[Start of Attachment]

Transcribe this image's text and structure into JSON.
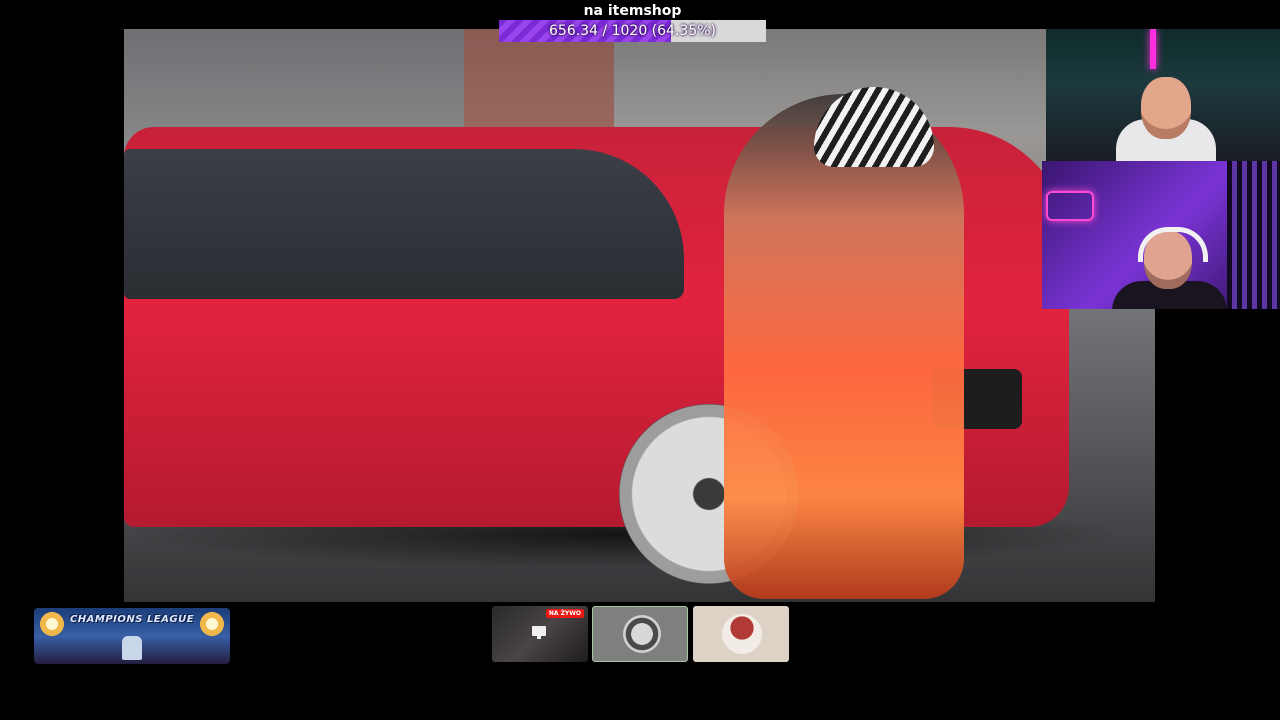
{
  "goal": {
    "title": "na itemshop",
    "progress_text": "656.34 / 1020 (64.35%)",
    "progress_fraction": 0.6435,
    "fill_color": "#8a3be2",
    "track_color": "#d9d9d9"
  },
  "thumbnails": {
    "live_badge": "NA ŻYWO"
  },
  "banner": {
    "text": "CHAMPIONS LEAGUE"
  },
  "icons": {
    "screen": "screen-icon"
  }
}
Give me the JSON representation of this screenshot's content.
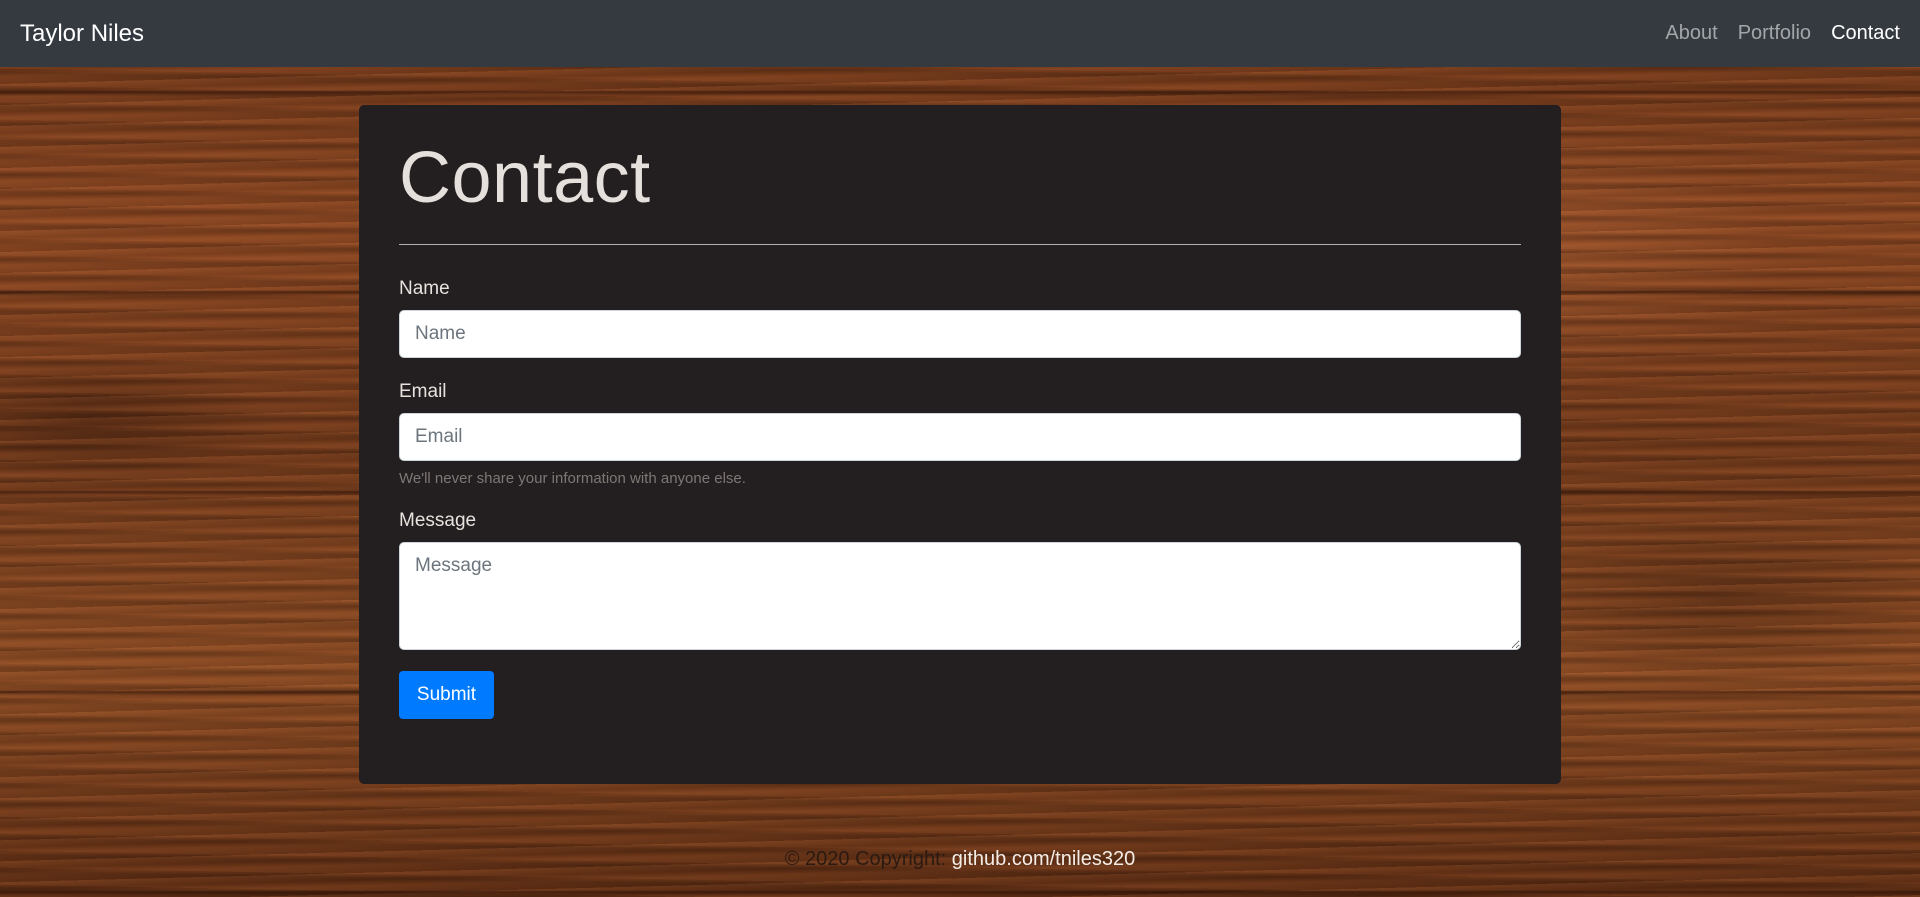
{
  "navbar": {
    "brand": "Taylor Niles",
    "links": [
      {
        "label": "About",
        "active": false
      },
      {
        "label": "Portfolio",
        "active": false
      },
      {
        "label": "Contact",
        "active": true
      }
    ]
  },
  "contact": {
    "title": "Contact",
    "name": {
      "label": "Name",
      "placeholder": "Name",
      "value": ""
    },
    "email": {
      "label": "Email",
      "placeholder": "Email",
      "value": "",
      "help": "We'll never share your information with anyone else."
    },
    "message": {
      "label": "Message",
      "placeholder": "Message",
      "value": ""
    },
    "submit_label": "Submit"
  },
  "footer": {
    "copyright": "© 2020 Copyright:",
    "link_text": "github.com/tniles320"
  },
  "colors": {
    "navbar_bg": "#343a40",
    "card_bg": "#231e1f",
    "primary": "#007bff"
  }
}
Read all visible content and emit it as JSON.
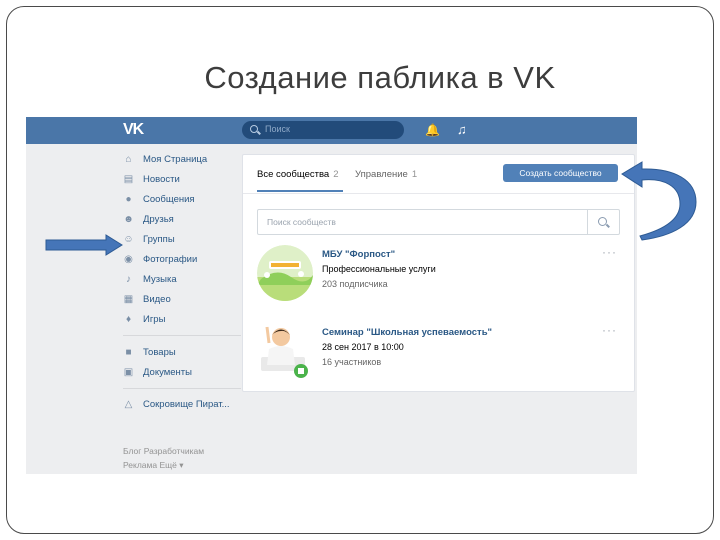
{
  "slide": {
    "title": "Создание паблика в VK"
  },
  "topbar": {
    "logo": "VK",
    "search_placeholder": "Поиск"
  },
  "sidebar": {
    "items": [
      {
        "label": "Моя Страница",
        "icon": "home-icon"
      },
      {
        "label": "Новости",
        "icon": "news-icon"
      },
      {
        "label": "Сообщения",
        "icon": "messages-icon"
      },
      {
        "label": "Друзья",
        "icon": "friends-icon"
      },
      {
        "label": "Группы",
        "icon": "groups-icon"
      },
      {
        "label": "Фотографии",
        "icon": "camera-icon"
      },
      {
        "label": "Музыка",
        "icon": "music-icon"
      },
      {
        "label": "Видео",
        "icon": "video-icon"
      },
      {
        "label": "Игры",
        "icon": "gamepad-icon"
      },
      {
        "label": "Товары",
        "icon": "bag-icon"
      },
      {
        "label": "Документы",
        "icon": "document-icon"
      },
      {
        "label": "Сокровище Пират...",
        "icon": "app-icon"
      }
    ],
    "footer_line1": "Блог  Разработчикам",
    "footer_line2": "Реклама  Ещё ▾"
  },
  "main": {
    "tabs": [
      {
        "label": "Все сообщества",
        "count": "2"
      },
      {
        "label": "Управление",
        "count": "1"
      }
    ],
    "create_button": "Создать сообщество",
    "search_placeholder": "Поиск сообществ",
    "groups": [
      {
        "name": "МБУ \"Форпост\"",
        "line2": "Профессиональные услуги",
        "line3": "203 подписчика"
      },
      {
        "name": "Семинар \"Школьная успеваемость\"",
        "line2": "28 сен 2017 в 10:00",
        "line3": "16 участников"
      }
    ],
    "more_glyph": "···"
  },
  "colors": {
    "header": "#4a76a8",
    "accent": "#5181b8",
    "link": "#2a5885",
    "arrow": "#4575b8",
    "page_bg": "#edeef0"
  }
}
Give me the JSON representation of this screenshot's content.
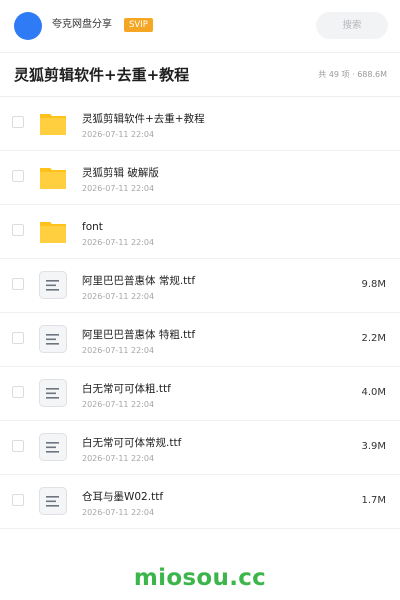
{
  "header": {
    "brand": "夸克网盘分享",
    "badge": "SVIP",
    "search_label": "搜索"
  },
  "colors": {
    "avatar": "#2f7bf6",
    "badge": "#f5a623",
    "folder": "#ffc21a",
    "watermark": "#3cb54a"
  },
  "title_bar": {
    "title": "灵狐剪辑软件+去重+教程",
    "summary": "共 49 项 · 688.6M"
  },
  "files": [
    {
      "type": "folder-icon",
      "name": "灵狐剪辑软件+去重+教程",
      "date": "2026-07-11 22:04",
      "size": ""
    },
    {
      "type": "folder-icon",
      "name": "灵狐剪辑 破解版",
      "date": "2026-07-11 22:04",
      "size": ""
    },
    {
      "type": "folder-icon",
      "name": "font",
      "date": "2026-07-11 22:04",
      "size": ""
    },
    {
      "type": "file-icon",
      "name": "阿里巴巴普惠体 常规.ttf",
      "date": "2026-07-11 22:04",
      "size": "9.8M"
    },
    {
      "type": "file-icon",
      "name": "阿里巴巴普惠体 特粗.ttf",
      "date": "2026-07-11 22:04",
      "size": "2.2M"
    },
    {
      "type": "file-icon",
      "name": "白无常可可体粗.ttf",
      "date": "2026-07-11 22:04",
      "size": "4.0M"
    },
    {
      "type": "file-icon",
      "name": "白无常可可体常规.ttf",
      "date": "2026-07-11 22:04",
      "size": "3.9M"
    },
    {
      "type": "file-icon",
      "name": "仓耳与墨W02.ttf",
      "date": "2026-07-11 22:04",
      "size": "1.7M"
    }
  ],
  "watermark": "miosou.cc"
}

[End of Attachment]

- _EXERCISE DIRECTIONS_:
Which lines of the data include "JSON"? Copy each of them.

- _TASK OUTPUT_:
Transcribe this image's text and structure into JSON.
Give me the JSON representation of this screenshot's content.
Read all visible content and emit it as JSON.
Give me the JSON representation of this screenshot's content.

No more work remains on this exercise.